A mistaken alert sent to residents of Hawaii warning of an imminent ballistic missile attack alarmed Hawaiians for thirty-eight minutes before a detraction was issued in the morning hours of Saturday, July 13. The Hawaiian Emergency Management Agency blamed the false alert on an employee pushing the wrong button on routine testing of the alert system.
The text message read “BALLISTIC MISSILE THREAT INBOUND TO HAWAII. SEEK IMMEDIATE SHELTER. THIS IS NOT A DRILL.”
The correction text read, “There is no missile threat or danger to the State of Hawaii. Repeat. False Alarm.”
The error was made at a particularly bad time, as tensions rise between the United States and North Korea. According to the New York Times, it would take about 30 minutes for a missile launched from North Korea to reach Hawaii. Because of the short distance, officials estimate Hawaiians would only have about ten minutes to prepare.
Though the agency (the federal government did not control this drill) has announced changes to the alert system to avoid a future error, not all residents are satisfied.
The alert did not give any instructions where or how to take shelter. Hawaiians are used to preparing for natural disasters like hurricanes or tsunamis but were not sure what actions, if any, to take if its a nuclear attack. People took shelter in bathtubs, basements, away from walls, etc. but confusion abounded. Much of Hawaii’s current population were tourists on vacations unfamiliar with the island.

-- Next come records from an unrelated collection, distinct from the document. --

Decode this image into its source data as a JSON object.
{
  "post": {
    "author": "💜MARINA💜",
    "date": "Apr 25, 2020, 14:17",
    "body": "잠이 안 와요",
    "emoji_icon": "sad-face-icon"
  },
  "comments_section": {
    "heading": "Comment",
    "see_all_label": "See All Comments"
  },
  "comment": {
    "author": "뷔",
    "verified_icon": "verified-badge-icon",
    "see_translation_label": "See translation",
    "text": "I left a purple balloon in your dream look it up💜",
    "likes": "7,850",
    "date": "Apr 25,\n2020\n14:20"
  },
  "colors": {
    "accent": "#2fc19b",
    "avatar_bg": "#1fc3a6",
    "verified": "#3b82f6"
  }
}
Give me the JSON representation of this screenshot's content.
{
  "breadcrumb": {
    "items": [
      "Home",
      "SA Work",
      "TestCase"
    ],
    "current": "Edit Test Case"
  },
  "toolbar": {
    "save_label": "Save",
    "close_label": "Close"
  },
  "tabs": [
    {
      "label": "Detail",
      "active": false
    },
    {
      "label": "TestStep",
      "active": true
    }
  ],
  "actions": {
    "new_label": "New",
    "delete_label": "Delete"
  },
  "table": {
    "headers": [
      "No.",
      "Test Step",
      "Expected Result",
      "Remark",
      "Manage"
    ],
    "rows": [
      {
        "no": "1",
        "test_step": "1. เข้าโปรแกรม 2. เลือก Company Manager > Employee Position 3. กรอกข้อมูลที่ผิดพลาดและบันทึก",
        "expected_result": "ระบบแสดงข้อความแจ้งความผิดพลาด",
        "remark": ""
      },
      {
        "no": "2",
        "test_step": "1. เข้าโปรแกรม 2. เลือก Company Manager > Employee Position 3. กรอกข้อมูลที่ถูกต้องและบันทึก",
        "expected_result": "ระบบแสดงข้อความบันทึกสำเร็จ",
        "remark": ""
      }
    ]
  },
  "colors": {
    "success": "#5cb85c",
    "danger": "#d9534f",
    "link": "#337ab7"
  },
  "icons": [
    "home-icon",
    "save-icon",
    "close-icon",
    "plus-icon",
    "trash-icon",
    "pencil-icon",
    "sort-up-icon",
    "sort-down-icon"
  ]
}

The agency apparently knew the message was sent in error soon after it was sent but say a system to retract the message was not yet in place. Regular testing consisting of sirens blaring for two minutes once a month have been occurring since December when the possibility of a nuclear attack was threatened by both the United States and North Korea.
The false alarm has political and economic implications for both Hawaii’s current government and the emergency alert system itself. Vern Miyagi, the Hawaiian Emergency Management Agency’s administrator, acknowledged the agency must work to regain the public’s trust so that future alerts not made in error will not be ignored.
Hawaii’s governor, David Y. Ige was criticized for not holding a press conference and addressing the public until five hours after the incident. He is up for re-election; his critics have already begun using the wait time as a sign of poor leadership.
Rep. Tulsi Gabbard (D-Hawaii) quickly used her Twitter account to inform followers the alert was false. Afterwards, she has been criticizing Donald Trump for even making citizens worry about the possibility of an attack and urged peace talks.
“Donald Trump is taking too long. Now is not the time for posturing. He must take this threat seriously and begin direct talks with North Korea, without preconditions, to de-escalate and denuclearize the Korean peninsula. There is no time to waste.” – Tulsi Gabbard, Twitter
On Monday, January 15, the Hawaiian Emergency Management Agency announced that the employee responsible for pushing the wrong button had been reassigned and revealed both the employee and the agency have received death threats.
President Trump has not directly commented on the incident from his current location at Trump International Club in Palm Beach, Florida. Deputy Press Secretary Lindsay Walters said “The president has been briefed on the state of Hawaii’s emergency management exercise. This was purely a state exercise,” indicating the federal government was involved.